Jump scares are not all a thriller makes, and this one in particular you could see a mile away. However, this is when the aqua monsters first appear, and that’s what I was there for. Tightly paced at just over 90 minutes, Underwater wastes no time jumping into the action. After a brief narration from Norah (Kristen Stewart), a mechanical engineer, the underwater station starts collapsing, creating an intense scramble past collapsing corridors as Norah and Mamoudou Athie’s basically unnamed character race to cut themselves off from the impending debris. It’s a mad dash for survival, with Norah’s quick thinking saving their lives. Soon after, we’re introduced to Paul, Emily (Jessica Henwick), the captain (Vincent Cassel), and Smith (John Gallagher Jr) as the only other survivors of what they believe to have been an earthquake.
There’s great claustrophobic moments as Norah, Paul, and Athie’s character crawl through debris to get to the main control room. The immediate action means there’s not a lot of time to get to know these five before they’re in survival mode. But even as the dialogue is at times clunky, the performances and the use of trinkets and objects do a great job at letting us learn who these characters are. Stewart does a lot with so little, allowing Norah to be the tough leader of the group while also letting her feel like a real person who’s suddenly found themselves in an impossible situation. Henwick is perhaps the next standout performance of the film. At first the reluctant one to brave the underwater journeys the group is forced to make, Emily is a grounding presence among the outlandish scenarios of creature-feature genre flair. She’s a better comic relief than TJ Miller, who’s unnecessary and somehow gets more screen time than Mamoudou Athie.

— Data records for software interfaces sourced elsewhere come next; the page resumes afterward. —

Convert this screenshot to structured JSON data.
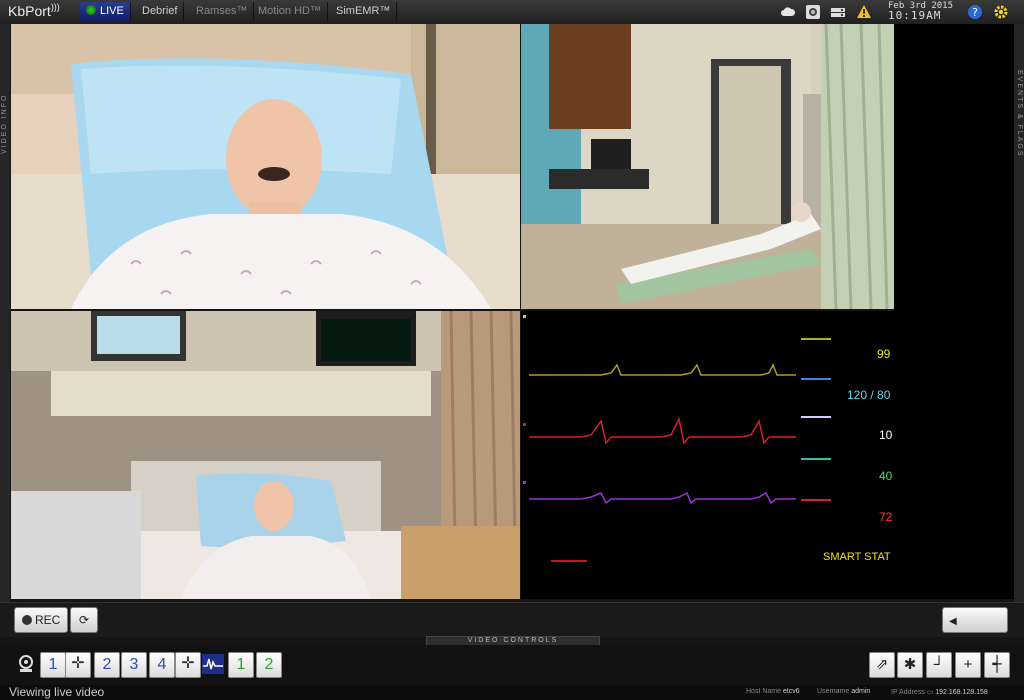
{
  "app": {
    "logo": "KbPort"
  },
  "tabs": [
    {
      "label": "LIVE",
      "active": true
    },
    {
      "label": "Debrief",
      "active": false
    },
    {
      "label": "Ramses™",
      "active": false
    },
    {
      "label": "Motion HD™",
      "active": false
    },
    {
      "label": "SimEMR™",
      "active": false
    }
  ],
  "header": {
    "date": "Feb 3rd 2015",
    "time": "10:19AM",
    "icons": [
      "cloud-icon",
      "camera-icon",
      "drive-icon",
      "warning-icon",
      "help-icon",
      "settings-icon"
    ]
  },
  "side": {
    "left_label": "VIDEO INFO",
    "right_label": "EVENTS & FLAGS"
  },
  "monitor": {
    "vitals": [
      {
        "value": "99",
        "color": "#e8e83a"
      },
      {
        "value": "120 / 80",
        "color": "#5ad8e8"
      },
      {
        "value": "10",
        "color": "#ffffff"
      },
      {
        "value": "40",
        "color": "#44e06a"
      },
      {
        "value": "72",
        "color": "#ff3a2a"
      }
    ],
    "status_text": "SMART STAT",
    "status_color": "#f0e020",
    "waveform_colors": [
      "#a8a020",
      "#d8202a",
      "#9a30d8"
    ]
  },
  "controls": {
    "rec_label": "REC",
    "video_controls_label": "VIDEO CONTROLS",
    "camera_buttons": [
      "1",
      "2",
      "3",
      "4"
    ],
    "vitals_buttons": [
      "1",
      "2"
    ]
  },
  "status_bar": {
    "message": "Viewing live video",
    "host_label": "Host Name",
    "host_value": "etcv6",
    "user_label": "Username",
    "user_value": "admin",
    "ip_label": "IP Address",
    "ip_value": "192.168.128.158"
  },
  "colors": {
    "accent_live": "#1e2f8a",
    "camera_number": "#2a4fb5",
    "vitals_number": "#2fa12f"
  }
}
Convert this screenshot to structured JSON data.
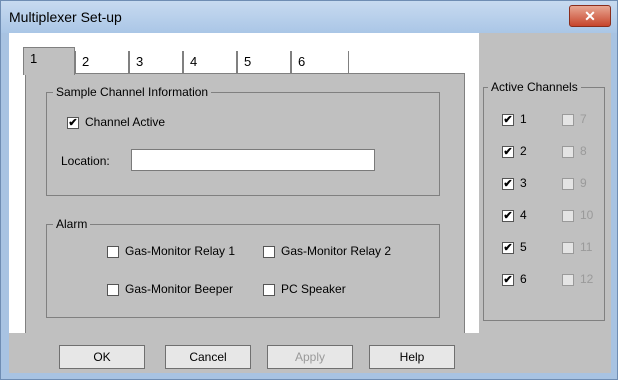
{
  "window": {
    "title": "Multiplexer Set-up",
    "close_symbol": "✕"
  },
  "tabs": [
    "1",
    "2",
    "3",
    "4",
    "5",
    "6"
  ],
  "sample_group": {
    "title": "Sample Channel Information",
    "channel_active_label": "Channel Active",
    "channel_active_checked": true,
    "location_label": "Location:",
    "location_value": ""
  },
  "alarm_group": {
    "title": "Alarm",
    "items": [
      {
        "label": "Gas-Monitor Relay 1",
        "checked": false
      },
      {
        "label": "Gas-Monitor Relay 2",
        "checked": false
      },
      {
        "label": "Gas-Monitor Beeper",
        "checked": false
      },
      {
        "label": "PC Speaker",
        "checked": false
      }
    ]
  },
  "active_channels": {
    "title": "Active Channels",
    "left": [
      {
        "label": "1",
        "checked": true
      },
      {
        "label": "2",
        "checked": true
      },
      {
        "label": "3",
        "checked": true
      },
      {
        "label": "4",
        "checked": true
      },
      {
        "label": "5",
        "checked": true
      },
      {
        "label": "6",
        "checked": true
      }
    ],
    "right": [
      {
        "label": "7",
        "checked": false,
        "disabled": true
      },
      {
        "label": "8",
        "checked": false,
        "disabled": true
      },
      {
        "label": "9",
        "checked": false,
        "disabled": true
      },
      {
        "label": "10",
        "checked": false,
        "disabled": true
      },
      {
        "label": "11",
        "checked": false,
        "disabled": true
      },
      {
        "label": "12",
        "checked": false,
        "disabled": true
      }
    ]
  },
  "buttons": {
    "ok": "OK",
    "cancel": "Cancel",
    "apply": "Apply",
    "help": "Help"
  }
}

All of this is great. And then the aquatic monsters show up. Barely any time is spent on wondering what they are or how they got here, but the aquatic monsters prove to be an effective film monster, whose designs will most likely leave horror fans happy.